**** SOURCE RECORDS ****
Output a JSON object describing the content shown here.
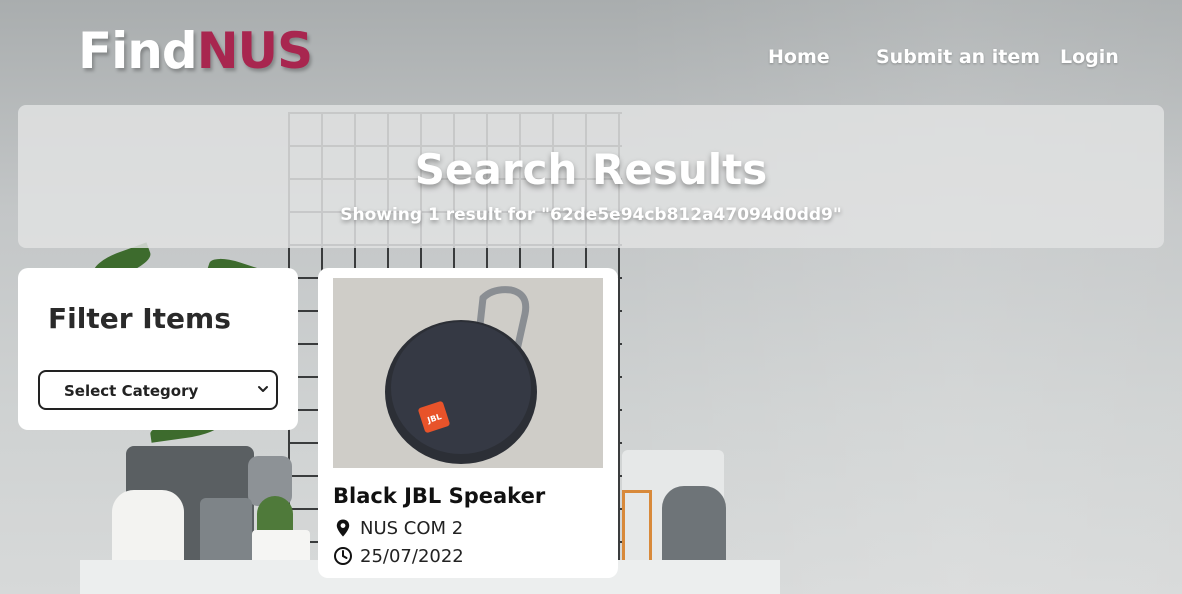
{
  "brand": {
    "part1": "Find",
    "part2": "NUS"
  },
  "nav": {
    "home": "Home",
    "submit": "Submit an item",
    "login": "Login"
  },
  "banner": {
    "title": "Search Results",
    "subtitle": "Showing 1 result for \"62de5e94cb812a47094d0dd9\""
  },
  "filter": {
    "title": "Filter Items",
    "select_value": "Select Category"
  },
  "results": [
    {
      "name": "Black JBL Speaker",
      "location": "NUS COM 2",
      "date": "25/07/2022",
      "image_label": "JBL"
    }
  ],
  "colors": {
    "brand_accent": "#a8264f",
    "card_bg": "#ffffff",
    "banner_bg": "#e1e2e2"
  },
  "icons": {
    "location": "location-pin-icon",
    "date": "clock-icon",
    "select": "chevron-down-icon"
  }
}
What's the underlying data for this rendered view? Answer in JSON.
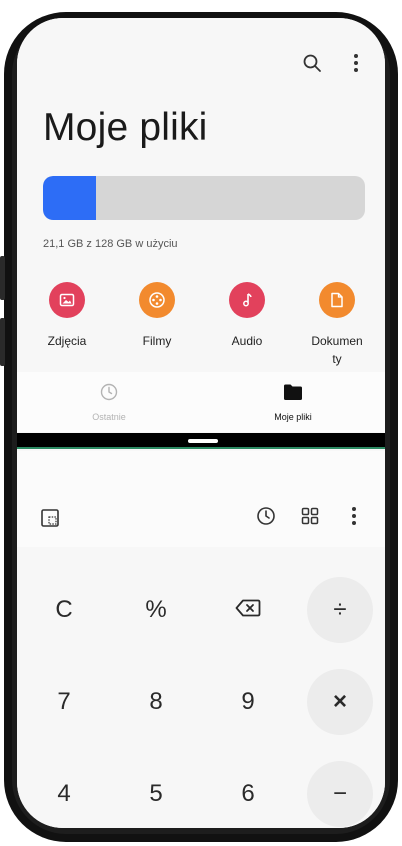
{
  "files_app": {
    "title": "Moje pliki",
    "storage_text": "21,1 GB z 128 GB w użyciu",
    "storage_used_fraction": 0.165,
    "categories": [
      {
        "label": "Zdjęcia",
        "icon": "image-icon",
        "color": "#e2415c"
      },
      {
        "label": "Filmy",
        "icon": "film-reel-icon",
        "color": "#f28a2e"
      },
      {
        "label": "Audio",
        "icon": "music-note-icon",
        "color": "#e2415c"
      },
      {
        "label": "Dokumenty",
        "icon": "document-icon",
        "color": "#f28a2e"
      }
    ],
    "nav": {
      "recent": "Ostatnie",
      "my_files": "Moje pliki"
    },
    "accent": "#2d6df6"
  },
  "calculator": {
    "keys_row1": [
      "C",
      "%",
      "⌫",
      "÷"
    ],
    "keys_row2": [
      "7",
      "8",
      "9",
      "×"
    ],
    "keys_row3": [
      "4",
      "5",
      "6",
      "−"
    ]
  }
}
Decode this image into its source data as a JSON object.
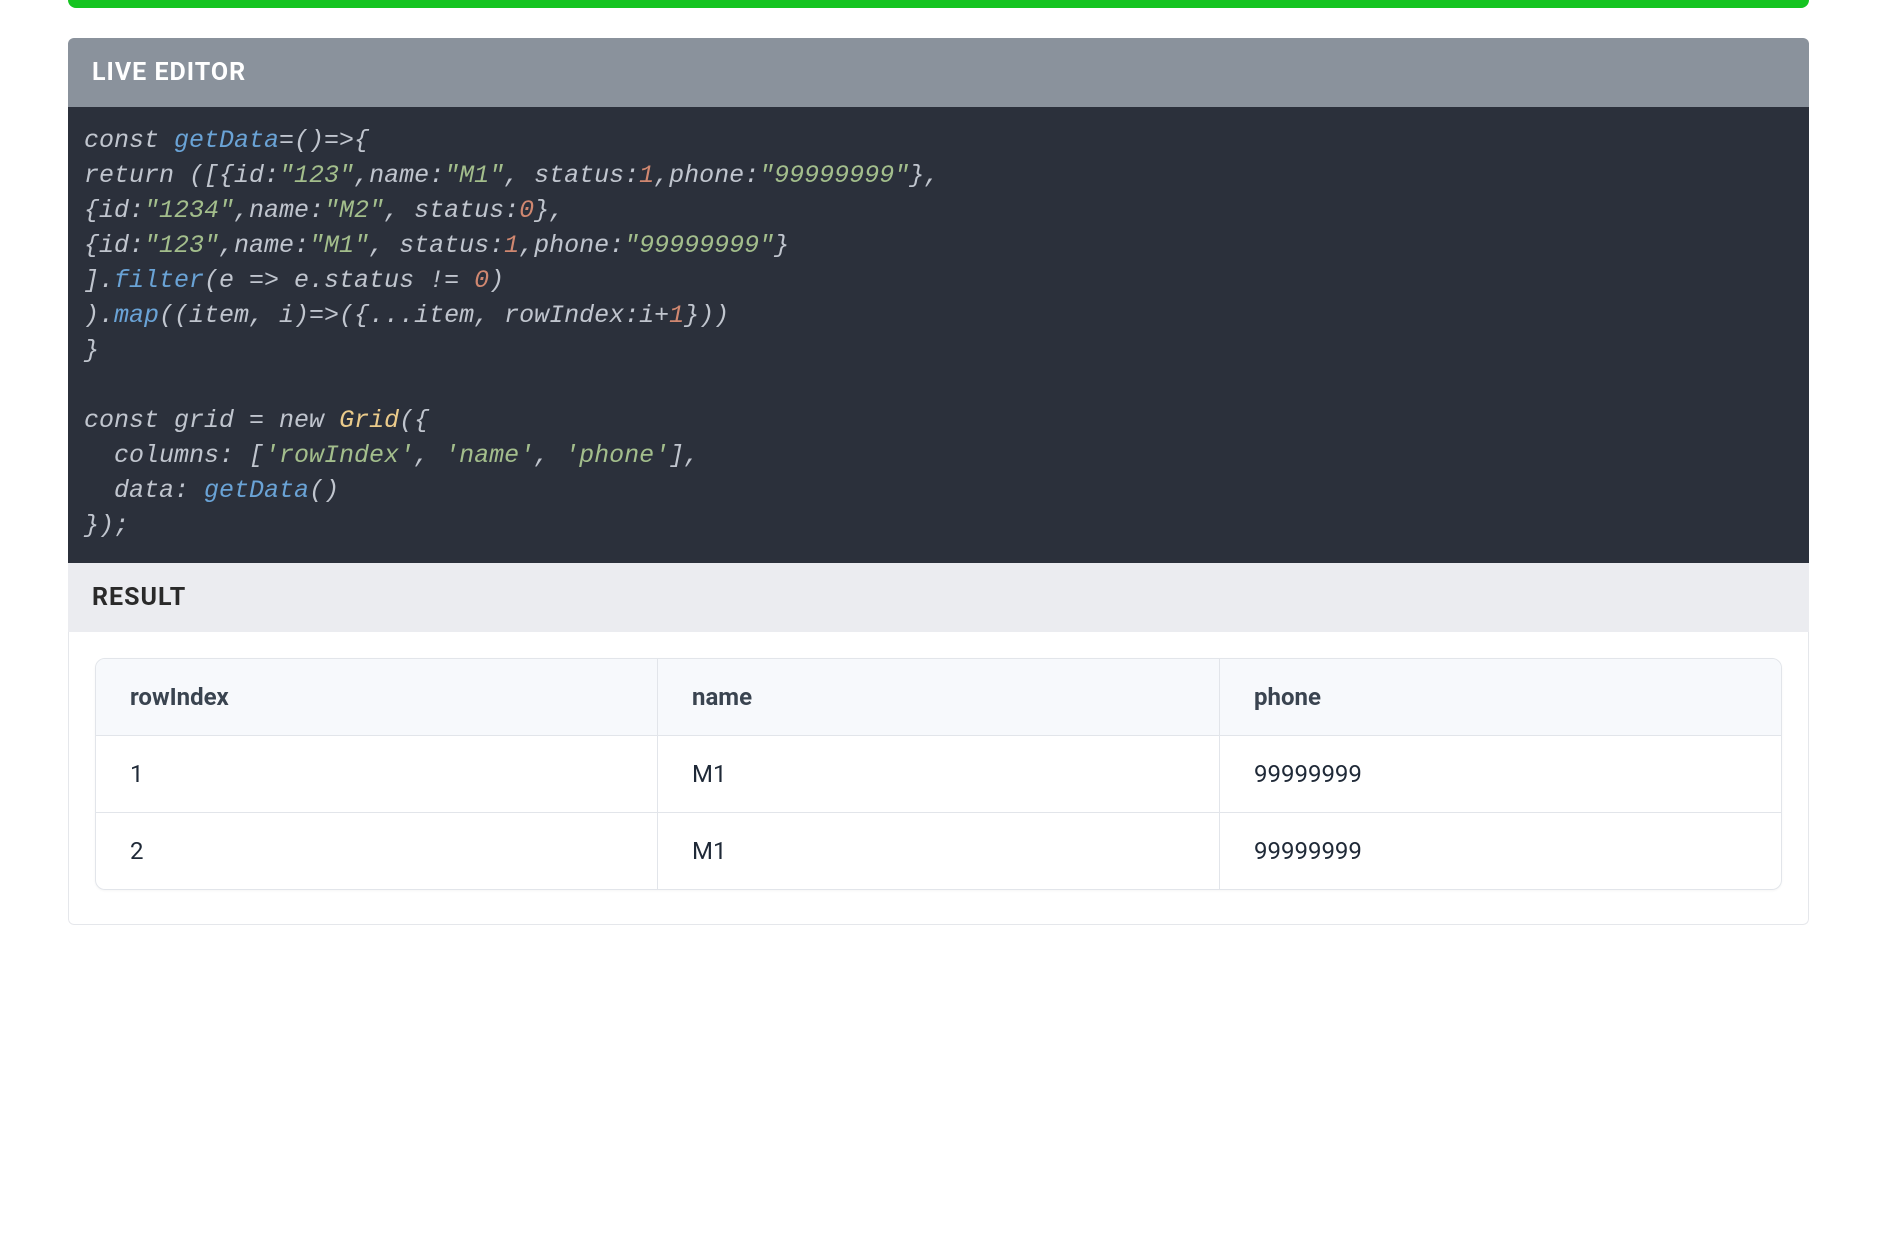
{
  "top_bar_color": "#15c421",
  "live_editor": {
    "title": "LIVE EDITOR",
    "code": {
      "l1_const": "const ",
      "l1_fn": "getData",
      "l1_rest": "=()=>{",
      "l2_return": "return ",
      "l2_a": "([{id:",
      "l2_s1": "\"123\"",
      "l2_b": ",name:",
      "l2_s2": "\"M1\"",
      "l2_c": ", status:",
      "l2_n1": "1",
      "l2_d": ",phone:",
      "l2_s3": "\"99999999\"",
      "l2_e": "},",
      "l3_a": "{id:",
      "l3_s1": "\"1234\"",
      "l3_b": ",name:",
      "l3_s2": "\"M2\"",
      "l3_c": ", status:",
      "l3_n1": "0",
      "l3_d": "},",
      "l4_a": "{id:",
      "l4_s1": "\"123\"",
      "l4_b": ",name:",
      "l4_s2": "\"M1\"",
      "l4_c": ", status:",
      "l4_n1": "1",
      "l4_d": ",phone:",
      "l4_s3": "\"99999999\"",
      "l4_e": "}",
      "l5_a": "].",
      "l5_fn": "filter",
      "l5_b": "(e => e.status != ",
      "l5_n": "0",
      "l5_c": ")",
      "l6_a": ").",
      "l6_fn": "map",
      "l6_b": "((item, i)=>({...item, rowIndex:i+",
      "l6_n": "1",
      "l6_c": "}))",
      "l7": "}",
      "blank": "",
      "l9_const": "const ",
      "l9_var": "grid = ",
      "l9_new": "new ",
      "l9_class": "Grid",
      "l9_open": "({",
      "l10_a": "  columns: [",
      "l10_s1": "'rowIndex'",
      "l10_b": ", ",
      "l10_s2": "'name'",
      "l10_c": ", ",
      "l10_s3": "'phone'",
      "l10_d": "],",
      "l11_a": "  data: ",
      "l11_fn": "getData",
      "l11_b": "()",
      "l12": "});"
    }
  },
  "result": {
    "title": "RESULT",
    "columns": [
      "rowIndex",
      "name",
      "phone"
    ],
    "rows": [
      {
        "rowIndex": "1",
        "name": "M1",
        "phone": "99999999"
      },
      {
        "rowIndex": "2",
        "name": "M1",
        "phone": "99999999"
      }
    ]
  }
}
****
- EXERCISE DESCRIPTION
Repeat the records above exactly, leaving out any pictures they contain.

- OUTPUT FOR THIS EXERCISE
Output a JSON object describing the content shown here.
{
  "brand": {
    "part1": "Find",
    "part2": "NUS"
  },
  "nav": {
    "home": "Home",
    "submit": "Submit an item",
    "login": "Login"
  },
  "banner": {
    "title": "Search Results",
    "subtitle": "Showing 1 result for \"62de5e94cb812a47094d0dd9\""
  },
  "filter": {
    "title": "Filter Items",
    "select_value": "Select Category"
  },
  "results": [
    {
      "name": "Black JBL Speaker",
      "location": "NUS COM 2",
      "date": "25/07/2022",
      "image_label": "JBL"
    }
  ],
  "colors": {
    "brand_accent": "#a8264f",
    "card_bg": "#ffffff",
    "banner_bg": "#e1e2e2"
  },
  "icons": {
    "location": "location-pin-icon",
    "date": "clock-icon",
    "select": "chevron-down-icon"
  }
}
What's the underlying data for this rendered view? Answer in JSON.
{
  "files_app": {
    "title": "Moje pliki",
    "storage_text": "21,1 GB z 128 GB w użyciu",
    "storage_used_fraction": 0.165,
    "categories": [
      {
        "label": "Zdjęcia",
        "icon": "image-icon",
        "color": "#e2415c"
      },
      {
        "label": "Filmy",
        "icon": "film-reel-icon",
        "color": "#f28a2e"
      },
      {
        "label": "Audio",
        "icon": "music-note-icon",
        "color": "#e2415c"
      },
      {
        "label": "Dokumenty",
        "icon": "document-icon",
        "color": "#f28a2e"
      }
    ],
    "nav": {
      "recent": "Ostatnie",
      "my_files": "Moje pliki"
    },
    "accent": "#2d6df6"
  },
  "calculator": {
    "keys_row1": [
      "C",
      "%",
      "⌫",
      "÷"
    ],
    "keys_row2": [
      "7",
      "8",
      "9",
      "×"
    ],
    "keys_row3": [
      "4",
      "5",
      "6",
      "−"
    ]
  }
}
Decode this image into its source data as a JSON object.
{
  "top_bar_color": "#15c421",
  "live_editor": {
    "title": "LIVE EDITOR",
    "code": {
      "l1_const": "const ",
      "l1_fn": "getData",
      "l1_rest": "=()=>{",
      "l2_return": "return ",
      "l2_a": "([{id:",
      "l2_s1": "\"123\"",
      "l2_b": ",name:",
      "l2_s2": "\"M1\"",
      "l2_c": ", status:",
      "l2_n1": "1",
      "l2_d": ",phone:",
      "l2_s3": "\"99999999\"",
      "l2_e": "},",
      "l3_a": "{id:",
      "l3_s1": "\"1234\"",
      "l3_b": ",name:",
      "l3_s2": "\"M2\"",
      "l3_c": ", status:",
      "l3_n1": "0",
      "l3_d": "},",
      "l4_a": "{id:",
      "l4_s1": "\"123\"",
      "l4_b": ",name:",
      "l4_s2": "\"M1\"",
      "l4_c": ", status:",
      "l4_n1": "1",
      "l4_d": ",phone:",
      "l4_s3": "\"99999999\"",
      "l4_e": "}",
      "l5_a": "].",
      "l5_fn": "filter",
      "l5_b": "(e => e.status != ",
      "l5_n": "0",
      "l5_c": ")",
      "l6_a": ").",
      "l6_fn": "map",
      "l6_b": "((item, i)=>({...item, rowIndex:i+",
      "l6_n": "1",
      "l6_c": "}))",
      "l7": "}",
      "blank": "",
      "l9_const": "const ",
      "l9_var": "grid = ",
      "l9_new": "new ",
      "l9_class": "Grid",
      "l9_open": "({",
      "l10_a": "  columns: [",
      "l10_s1": "'rowIndex'",
      "l10_b": ", ",
      "l10_s2": "'name'",
      "l10_c": ", ",
      "l10_s3": "'phone'",
      "l10_d": "],",
      "l11_a": "  data: ",
      "l11_fn": "getData",
      "l11_b": "()",
      "l12": "});"
    }
  },
  "result": {
    "title": "RESULT",
    "columns": [
      "rowIndex",
      "name",
      "phone"
    ],
    "rows": [
      {
        "rowIndex": "1",
        "name": "M1",
        "phone": "99999999"
      },
      {
        "rowIndex": "2",
        "name": "M1",
        "phone": "99999999"
      }
    ]
  }
}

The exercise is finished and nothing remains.